*WORK REQUIRED:*
The number of lines holding "this" in the listing below is all you should give.

---------- THE DATA

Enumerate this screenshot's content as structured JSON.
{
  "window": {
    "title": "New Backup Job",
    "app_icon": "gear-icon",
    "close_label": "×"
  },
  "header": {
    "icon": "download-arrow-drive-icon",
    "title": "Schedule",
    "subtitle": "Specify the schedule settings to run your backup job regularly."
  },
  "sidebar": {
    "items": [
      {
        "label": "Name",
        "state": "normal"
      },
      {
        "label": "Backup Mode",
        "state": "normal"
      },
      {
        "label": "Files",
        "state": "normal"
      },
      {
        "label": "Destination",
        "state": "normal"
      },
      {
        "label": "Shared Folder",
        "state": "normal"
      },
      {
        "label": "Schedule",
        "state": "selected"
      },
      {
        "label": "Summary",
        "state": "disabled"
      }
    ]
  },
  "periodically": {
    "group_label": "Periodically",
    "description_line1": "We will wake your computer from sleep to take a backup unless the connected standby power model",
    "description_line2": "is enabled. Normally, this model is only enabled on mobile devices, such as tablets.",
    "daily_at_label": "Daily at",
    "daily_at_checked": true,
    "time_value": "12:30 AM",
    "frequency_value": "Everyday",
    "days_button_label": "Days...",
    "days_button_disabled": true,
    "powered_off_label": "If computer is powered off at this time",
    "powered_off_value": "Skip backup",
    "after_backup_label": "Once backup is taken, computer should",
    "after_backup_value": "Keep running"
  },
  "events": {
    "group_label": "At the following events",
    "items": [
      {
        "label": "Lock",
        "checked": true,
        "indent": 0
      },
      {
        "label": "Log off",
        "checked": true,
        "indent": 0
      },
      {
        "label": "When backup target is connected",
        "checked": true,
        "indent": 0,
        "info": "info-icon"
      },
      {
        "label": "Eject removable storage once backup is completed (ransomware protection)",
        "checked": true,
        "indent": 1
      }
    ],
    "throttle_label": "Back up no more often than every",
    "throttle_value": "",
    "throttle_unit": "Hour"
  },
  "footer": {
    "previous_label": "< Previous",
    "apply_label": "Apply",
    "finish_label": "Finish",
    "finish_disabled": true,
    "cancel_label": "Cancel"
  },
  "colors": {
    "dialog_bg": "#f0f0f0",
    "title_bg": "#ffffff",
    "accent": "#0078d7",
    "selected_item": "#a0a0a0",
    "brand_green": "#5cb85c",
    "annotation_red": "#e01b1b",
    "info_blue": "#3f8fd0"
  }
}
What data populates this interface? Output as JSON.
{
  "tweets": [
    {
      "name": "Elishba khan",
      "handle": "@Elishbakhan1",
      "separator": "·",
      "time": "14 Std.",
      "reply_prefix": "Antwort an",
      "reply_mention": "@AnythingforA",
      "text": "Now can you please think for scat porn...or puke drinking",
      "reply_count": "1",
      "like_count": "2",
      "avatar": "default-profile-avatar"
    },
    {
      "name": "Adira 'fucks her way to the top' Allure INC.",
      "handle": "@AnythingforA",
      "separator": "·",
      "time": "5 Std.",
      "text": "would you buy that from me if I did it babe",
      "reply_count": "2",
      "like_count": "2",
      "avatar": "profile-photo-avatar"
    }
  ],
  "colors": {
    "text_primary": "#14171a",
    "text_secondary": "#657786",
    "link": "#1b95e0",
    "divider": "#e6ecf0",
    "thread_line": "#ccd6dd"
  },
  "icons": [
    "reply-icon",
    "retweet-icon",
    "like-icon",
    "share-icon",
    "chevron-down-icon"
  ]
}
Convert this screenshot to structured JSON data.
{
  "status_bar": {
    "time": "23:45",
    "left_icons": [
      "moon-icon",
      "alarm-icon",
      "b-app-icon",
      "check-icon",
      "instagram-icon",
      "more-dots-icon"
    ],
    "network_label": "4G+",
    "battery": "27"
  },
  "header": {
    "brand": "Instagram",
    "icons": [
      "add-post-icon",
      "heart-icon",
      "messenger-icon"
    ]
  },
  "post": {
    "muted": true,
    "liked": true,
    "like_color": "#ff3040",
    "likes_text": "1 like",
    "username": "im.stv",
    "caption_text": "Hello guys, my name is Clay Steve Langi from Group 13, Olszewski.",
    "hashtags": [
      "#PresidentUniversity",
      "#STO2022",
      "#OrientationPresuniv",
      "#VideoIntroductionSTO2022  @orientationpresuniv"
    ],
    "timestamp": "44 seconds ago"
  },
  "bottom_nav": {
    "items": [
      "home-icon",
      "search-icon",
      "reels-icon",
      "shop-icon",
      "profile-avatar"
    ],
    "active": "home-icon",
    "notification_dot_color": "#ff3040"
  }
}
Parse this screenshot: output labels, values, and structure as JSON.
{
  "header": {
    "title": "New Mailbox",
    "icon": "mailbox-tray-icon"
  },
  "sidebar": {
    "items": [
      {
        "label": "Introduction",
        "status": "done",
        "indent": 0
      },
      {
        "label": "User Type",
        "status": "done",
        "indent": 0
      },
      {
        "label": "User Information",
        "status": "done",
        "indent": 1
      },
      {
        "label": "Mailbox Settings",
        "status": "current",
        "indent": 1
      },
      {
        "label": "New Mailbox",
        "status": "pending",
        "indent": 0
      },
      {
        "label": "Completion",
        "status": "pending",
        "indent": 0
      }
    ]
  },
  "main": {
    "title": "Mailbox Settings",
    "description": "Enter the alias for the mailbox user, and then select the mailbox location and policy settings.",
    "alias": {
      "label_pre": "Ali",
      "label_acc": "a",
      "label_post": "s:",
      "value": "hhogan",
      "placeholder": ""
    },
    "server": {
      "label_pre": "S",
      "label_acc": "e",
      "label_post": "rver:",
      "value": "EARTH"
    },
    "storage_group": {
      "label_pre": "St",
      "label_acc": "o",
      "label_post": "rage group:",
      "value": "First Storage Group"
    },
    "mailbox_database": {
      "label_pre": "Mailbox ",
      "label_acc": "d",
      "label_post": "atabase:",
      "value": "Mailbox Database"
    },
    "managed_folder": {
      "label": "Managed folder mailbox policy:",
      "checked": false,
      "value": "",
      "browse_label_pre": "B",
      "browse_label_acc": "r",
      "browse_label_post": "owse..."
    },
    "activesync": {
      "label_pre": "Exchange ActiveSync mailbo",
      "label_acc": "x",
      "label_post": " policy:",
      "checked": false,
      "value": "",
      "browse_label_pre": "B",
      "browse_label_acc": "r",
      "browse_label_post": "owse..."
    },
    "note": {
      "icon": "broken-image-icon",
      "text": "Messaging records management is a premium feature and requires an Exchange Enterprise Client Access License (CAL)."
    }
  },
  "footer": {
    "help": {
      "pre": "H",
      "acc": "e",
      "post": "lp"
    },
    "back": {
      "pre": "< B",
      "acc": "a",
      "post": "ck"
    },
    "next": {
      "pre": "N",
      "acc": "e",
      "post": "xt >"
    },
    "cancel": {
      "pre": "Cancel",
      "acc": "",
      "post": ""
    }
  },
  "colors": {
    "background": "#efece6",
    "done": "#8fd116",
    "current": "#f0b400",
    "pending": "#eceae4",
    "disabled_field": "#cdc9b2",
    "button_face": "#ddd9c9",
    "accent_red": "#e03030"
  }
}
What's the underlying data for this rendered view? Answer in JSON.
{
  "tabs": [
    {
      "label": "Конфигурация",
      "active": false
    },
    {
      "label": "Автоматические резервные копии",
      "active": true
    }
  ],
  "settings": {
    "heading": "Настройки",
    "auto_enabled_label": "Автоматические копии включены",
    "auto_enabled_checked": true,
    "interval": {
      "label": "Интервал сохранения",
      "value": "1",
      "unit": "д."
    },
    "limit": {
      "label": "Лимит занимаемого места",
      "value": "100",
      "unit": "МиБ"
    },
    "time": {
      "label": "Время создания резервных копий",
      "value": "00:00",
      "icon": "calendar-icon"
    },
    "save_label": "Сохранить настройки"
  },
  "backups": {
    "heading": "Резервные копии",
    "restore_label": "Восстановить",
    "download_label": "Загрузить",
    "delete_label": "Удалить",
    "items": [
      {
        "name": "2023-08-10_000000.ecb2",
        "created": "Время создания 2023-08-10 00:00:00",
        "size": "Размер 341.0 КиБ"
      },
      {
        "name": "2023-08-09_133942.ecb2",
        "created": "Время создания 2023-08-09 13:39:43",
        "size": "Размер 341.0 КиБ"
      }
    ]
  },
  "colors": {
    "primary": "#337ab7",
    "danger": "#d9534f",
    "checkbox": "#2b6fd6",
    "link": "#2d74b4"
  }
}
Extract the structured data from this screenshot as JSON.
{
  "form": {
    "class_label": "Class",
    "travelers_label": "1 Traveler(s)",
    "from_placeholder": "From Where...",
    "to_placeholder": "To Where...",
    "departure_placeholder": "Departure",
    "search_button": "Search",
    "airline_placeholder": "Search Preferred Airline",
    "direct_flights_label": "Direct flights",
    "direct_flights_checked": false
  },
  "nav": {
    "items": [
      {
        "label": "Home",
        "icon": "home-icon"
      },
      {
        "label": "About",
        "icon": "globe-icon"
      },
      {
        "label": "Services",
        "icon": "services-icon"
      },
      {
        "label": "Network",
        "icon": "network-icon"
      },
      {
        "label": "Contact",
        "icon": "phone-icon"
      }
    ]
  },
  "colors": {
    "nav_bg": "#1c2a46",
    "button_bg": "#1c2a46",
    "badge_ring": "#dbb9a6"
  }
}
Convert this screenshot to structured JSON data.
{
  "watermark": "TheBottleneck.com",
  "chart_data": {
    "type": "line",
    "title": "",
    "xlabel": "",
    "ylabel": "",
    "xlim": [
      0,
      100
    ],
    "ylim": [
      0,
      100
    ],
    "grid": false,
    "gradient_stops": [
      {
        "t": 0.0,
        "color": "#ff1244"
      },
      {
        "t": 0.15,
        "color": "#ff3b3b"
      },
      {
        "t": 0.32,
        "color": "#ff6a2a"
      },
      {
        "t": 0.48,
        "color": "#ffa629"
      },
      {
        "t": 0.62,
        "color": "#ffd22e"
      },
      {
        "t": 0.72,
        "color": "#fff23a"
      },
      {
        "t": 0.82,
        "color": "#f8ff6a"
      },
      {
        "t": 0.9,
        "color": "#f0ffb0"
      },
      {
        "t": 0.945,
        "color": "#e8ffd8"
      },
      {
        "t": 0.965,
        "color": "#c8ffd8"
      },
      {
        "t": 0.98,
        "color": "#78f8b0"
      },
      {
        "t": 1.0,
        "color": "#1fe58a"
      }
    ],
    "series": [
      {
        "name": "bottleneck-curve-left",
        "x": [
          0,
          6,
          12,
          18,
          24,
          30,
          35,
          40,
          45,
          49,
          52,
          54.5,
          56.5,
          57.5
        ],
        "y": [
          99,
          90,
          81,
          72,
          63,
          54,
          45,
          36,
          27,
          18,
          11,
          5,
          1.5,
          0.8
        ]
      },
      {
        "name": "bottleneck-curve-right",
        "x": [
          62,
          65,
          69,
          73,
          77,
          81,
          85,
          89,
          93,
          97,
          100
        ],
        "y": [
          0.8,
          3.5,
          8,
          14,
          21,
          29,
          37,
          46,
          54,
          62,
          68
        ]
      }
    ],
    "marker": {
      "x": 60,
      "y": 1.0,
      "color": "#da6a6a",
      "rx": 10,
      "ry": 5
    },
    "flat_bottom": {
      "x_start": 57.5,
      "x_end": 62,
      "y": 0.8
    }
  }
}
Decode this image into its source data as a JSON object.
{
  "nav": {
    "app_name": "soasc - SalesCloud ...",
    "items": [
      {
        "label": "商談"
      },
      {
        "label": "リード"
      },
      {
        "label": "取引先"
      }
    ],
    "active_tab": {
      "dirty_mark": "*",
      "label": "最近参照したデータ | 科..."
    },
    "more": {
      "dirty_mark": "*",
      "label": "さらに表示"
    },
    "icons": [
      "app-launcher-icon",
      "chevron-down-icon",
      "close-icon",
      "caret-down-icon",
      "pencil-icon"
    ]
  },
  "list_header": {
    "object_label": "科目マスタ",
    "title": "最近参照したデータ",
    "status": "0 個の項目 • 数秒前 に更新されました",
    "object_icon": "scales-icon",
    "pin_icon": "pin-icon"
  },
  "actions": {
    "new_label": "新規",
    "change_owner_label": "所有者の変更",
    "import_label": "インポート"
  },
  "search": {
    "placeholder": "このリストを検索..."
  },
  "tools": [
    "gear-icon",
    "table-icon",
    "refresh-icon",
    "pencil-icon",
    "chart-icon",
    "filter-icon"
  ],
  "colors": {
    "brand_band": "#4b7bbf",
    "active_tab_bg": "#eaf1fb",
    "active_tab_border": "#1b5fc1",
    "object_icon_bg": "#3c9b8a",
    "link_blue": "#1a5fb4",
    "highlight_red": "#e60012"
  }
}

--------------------

*YOUR SOLUTION:*
10